How can we ensure children and young people have their voices heard on criminal justice matters?
Pay attention. Genuinely, actually listen to them. No one takes time out of their day to ask young people the questions that matter and to properly listen to their answers. They say they want to hear their voices, but don’t actively listen. There are really good groups out there, like Shout Out in Camden, where young people can go and express themselves and are given a voice, but more needs to be done to put their suggestions, their vision, into action. Having more young people in positions like mine [Peer Advocate] would help, we could put our heads together. All the boroughs need to work together, not do their own thing, that’s really important.
I don’t know all the answers myself! The police and lawyers and everyone involved, even civilians, should take responsibility for answering the question too.
Can you tell me more about your role as Peer Advocate?
I really enjoy the work, and it’s given me loads of opportunities. I got to go to the Houses of Parliament to talk about knife crime. I’ve been to the Royal Free Hospital to give training on safeguarding. I’m working with Kentish Town Police to help them engage with young people, they have a special engagement team. For me it comes down to knowing respect is a two way thing. Also, it makes sense to reach out to groups of young people, not one by one: if you want to teach kids to tie their laces, why teach them one at a time, teach everyone together.

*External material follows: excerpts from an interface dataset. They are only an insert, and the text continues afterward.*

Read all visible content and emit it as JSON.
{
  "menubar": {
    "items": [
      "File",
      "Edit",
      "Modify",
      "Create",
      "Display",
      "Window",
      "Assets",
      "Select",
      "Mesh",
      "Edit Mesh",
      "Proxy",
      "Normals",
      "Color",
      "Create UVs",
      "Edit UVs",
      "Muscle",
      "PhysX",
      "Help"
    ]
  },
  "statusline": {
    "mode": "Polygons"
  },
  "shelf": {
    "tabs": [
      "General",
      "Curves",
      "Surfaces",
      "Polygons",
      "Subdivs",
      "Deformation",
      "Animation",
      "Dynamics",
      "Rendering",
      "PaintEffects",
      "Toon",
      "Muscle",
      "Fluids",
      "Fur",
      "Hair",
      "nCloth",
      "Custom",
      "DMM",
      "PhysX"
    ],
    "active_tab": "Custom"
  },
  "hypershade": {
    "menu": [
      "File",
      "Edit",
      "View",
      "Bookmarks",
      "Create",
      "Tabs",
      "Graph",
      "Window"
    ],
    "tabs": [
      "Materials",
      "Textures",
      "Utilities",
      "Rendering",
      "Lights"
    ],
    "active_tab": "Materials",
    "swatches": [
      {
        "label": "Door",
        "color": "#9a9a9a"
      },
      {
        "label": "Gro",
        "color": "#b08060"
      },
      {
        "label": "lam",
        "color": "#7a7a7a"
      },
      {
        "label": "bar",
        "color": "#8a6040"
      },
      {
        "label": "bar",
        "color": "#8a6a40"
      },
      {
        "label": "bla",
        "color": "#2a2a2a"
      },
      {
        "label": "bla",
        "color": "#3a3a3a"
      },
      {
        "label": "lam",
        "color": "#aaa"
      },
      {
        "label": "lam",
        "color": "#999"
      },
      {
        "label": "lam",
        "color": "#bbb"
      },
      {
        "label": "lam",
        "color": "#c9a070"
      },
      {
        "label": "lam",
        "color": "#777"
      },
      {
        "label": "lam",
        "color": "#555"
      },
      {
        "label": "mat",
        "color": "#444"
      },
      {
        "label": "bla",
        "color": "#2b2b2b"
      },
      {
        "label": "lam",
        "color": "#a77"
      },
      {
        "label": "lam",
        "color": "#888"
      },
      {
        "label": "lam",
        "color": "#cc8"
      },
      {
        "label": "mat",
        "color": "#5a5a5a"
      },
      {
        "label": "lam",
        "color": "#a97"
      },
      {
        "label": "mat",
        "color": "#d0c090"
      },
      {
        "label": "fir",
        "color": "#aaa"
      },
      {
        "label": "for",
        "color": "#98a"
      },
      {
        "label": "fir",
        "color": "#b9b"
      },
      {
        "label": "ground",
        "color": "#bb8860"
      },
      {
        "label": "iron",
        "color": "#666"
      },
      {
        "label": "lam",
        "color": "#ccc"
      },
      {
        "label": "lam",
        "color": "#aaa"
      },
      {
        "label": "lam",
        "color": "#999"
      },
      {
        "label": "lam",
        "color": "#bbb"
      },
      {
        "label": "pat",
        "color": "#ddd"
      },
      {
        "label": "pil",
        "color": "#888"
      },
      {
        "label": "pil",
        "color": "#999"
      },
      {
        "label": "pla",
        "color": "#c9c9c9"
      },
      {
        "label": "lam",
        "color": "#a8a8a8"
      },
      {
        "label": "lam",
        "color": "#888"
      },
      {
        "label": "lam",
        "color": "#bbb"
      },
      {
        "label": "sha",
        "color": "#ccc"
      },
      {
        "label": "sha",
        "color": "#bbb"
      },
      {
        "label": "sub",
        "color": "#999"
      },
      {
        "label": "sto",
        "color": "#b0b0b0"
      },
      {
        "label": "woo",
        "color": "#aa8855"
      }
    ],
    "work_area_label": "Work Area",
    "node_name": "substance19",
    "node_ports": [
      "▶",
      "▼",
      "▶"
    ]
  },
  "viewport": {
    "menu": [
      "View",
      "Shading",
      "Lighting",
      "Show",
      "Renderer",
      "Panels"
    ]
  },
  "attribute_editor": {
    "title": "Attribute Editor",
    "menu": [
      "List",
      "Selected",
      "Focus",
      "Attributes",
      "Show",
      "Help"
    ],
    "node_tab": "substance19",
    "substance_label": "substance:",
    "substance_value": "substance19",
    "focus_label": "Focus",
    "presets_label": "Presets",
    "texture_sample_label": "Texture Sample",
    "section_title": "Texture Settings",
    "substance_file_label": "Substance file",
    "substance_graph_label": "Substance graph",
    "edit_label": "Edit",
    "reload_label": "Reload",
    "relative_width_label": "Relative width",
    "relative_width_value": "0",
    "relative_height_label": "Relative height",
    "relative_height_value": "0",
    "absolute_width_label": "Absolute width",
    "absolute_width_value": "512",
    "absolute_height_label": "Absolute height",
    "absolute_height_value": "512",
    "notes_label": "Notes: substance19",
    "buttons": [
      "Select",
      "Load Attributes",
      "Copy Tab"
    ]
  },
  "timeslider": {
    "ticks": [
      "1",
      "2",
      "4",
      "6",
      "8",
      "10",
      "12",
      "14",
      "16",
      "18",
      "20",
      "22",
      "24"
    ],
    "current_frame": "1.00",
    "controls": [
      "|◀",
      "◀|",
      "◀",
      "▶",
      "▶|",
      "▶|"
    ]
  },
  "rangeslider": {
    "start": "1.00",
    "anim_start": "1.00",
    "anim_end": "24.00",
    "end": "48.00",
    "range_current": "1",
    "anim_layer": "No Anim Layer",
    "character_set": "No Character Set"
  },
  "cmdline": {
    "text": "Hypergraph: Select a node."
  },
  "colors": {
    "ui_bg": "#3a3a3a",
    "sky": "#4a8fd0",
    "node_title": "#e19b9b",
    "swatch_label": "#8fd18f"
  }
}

We’re also doing a really exciting new project around participation. The idea is to get children and young people and their families more involved in the delivery of services. For example I was recently involved in interviewing sessional staff for the YOS. It’s really important that people using services have a say in what happens and how the service works. It’s early days, but I’m excited about it.
What’s one thing that’s going well in the youth justice system?
I’ve spoken about the groups and my Peer Advocate role shows me there’s good work being done, but all you keep hearing is ‘knife crime!’ so it’s hard to be positive all the time. Come back to me on that one!
What one thing would you change about how the youth justice system operates?
I think the way young people are spoken to in court needs to change. Things need to be explained or magistrates need to at least check that the young person knows what is being said about and to them. I know magistrates can’t always use simple language but explaining things after can make a difference to the young person and even their parent.
Rosa Bramley is currently a Peer Advocate at Camden Council. She is interested in youth justice issues.